PROBLEM REQUIREMENTS =>
The reply should hold every record, copied exactly.

[App and web page records]
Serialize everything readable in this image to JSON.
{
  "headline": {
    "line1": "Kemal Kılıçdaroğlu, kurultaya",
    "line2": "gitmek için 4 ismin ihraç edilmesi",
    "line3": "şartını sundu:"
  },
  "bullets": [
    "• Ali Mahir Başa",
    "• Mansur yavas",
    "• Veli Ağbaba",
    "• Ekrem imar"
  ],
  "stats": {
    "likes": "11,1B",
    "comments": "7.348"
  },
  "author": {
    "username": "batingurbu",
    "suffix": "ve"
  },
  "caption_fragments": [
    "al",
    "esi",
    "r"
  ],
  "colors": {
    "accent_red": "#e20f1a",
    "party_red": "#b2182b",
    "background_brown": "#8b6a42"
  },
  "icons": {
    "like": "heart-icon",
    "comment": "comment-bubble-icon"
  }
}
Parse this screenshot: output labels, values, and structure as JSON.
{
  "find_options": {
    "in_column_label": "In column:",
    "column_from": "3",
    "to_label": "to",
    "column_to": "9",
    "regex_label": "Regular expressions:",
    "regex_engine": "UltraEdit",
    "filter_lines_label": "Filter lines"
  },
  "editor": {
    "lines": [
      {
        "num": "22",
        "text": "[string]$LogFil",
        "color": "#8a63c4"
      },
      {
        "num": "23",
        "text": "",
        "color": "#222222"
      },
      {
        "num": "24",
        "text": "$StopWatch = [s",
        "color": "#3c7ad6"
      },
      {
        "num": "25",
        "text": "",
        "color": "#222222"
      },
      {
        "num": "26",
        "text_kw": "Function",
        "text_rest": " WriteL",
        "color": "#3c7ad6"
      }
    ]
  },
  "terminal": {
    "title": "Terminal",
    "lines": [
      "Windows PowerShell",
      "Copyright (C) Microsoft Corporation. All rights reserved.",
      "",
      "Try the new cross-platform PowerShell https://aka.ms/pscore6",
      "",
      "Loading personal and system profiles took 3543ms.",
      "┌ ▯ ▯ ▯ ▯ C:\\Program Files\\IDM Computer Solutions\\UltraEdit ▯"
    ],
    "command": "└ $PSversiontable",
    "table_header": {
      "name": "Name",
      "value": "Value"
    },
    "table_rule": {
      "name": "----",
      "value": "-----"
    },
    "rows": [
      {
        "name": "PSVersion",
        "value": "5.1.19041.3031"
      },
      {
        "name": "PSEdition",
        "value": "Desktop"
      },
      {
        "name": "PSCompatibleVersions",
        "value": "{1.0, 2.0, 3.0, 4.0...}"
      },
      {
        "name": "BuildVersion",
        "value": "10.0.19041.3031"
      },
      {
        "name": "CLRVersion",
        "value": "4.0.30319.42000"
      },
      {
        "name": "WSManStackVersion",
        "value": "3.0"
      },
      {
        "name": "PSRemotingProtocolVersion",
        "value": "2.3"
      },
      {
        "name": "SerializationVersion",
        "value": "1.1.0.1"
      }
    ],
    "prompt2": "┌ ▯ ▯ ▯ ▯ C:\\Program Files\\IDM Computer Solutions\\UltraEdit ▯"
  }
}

EXPECTED ANSWER =>
Serialize everything readable in this image to JSON.
{
  "headline": {
    "line1": "Kemal Kılıçdaroğlu, kurultaya",
    "line2": "gitmek için 4 ismin ihraç edilmesi",
    "line3": "şartını sundu:"
  },
  "bullets": [
    "• Ali Mahir Başa",
    "• Mansur yavas",
    "• Veli Ağbaba",
    "• Ekrem imar"
  ],
  "stats": {
    "likes": "11,1B",
    "comments": "7.348"
  },
  "author": {
    "username": "batingurbu",
    "suffix": "ve"
  },
  "caption_fragments": [
    "al",
    "esi",
    "r"
  ],
  "colors": {
    "accent_red": "#e20f1a",
    "party_red": "#b2182b",
    "background_brown": "#8b6a42"
  },
  "icons": {
    "like": "heart-icon",
    "comment": "comment-bubble-icon"
  }
}
Parse this screenshot: output labels, values, and structure as JSON.
{
  "find_options": {
    "in_column_label": "In column:",
    "column_from": "3",
    "to_label": "to",
    "column_to": "9",
    "regex_label": "Regular expressions:",
    "regex_engine": "UltraEdit",
    "filter_lines_label": "Filter lines"
  },
  "editor": {
    "lines": [
      {
        "num": "22",
        "text": "[string]$LogFil",
        "color": "#8a63c4"
      },
      {
        "num": "23",
        "text": "",
        "color": "#222222"
      },
      {
        "num": "24",
        "text": "$StopWatch = [s",
        "color": "#3c7ad6"
      },
      {
        "num": "25",
        "text": "",
        "color": "#222222"
      },
      {
        "num": "26",
        "text_kw": "Function",
        "text_rest": " WriteL",
        "color": "#3c7ad6"
      }
    ]
  },
  "terminal": {
    "title": "Terminal",
    "lines": [
      "Windows PowerShell",
      "Copyright (C) Microsoft Corporation. All rights reserved.",
      "",
      "Try the new cross-platform PowerShell https://aka.ms/pscore6",
      "",
      "Loading personal and system profiles took 3543ms.",
      "┌ ▯ ▯ ▯ ▯ C:\\Program Files\\IDM Computer Solutions\\UltraEdit ▯"
    ],
    "command": "└ $PSversiontable",
    "table_header": {
      "name": "Name",
      "value": "Value"
    },
    "table_rule": {
      "name": "----",
      "value": "-----"
    },
    "rows": [
      {
        "name": "PSVersion",
        "value": "5.1.19041.3031"
      },
      {
        "name": "PSEdition",
        "value": "Desktop"
      },
      {
        "name": "PSCompatibleVersions",
        "value": "{1.0, 2.0, 3.0, 4.0...}"
      },
      {
        "name": "BuildVersion",
        "value": "10.0.19041.3031"
      },
      {
        "name": "CLRVersion",
        "value": "4.0.30319.42000"
      },
      {
        "name": "WSManStackVersion",
        "value": "3.0"
      },
      {
        "name": "PSRemotingProtocolVersion",
        "value": "2.3"
      },
      {
        "name": "SerializationVersion",
        "value": "1.1.0.1"
      }
    ],
    "prompt2": "┌ ▯ ▯ ▯ ▯ C:\\Program Files\\IDM Computer Solutions\\UltraEdit ▯"
  }
}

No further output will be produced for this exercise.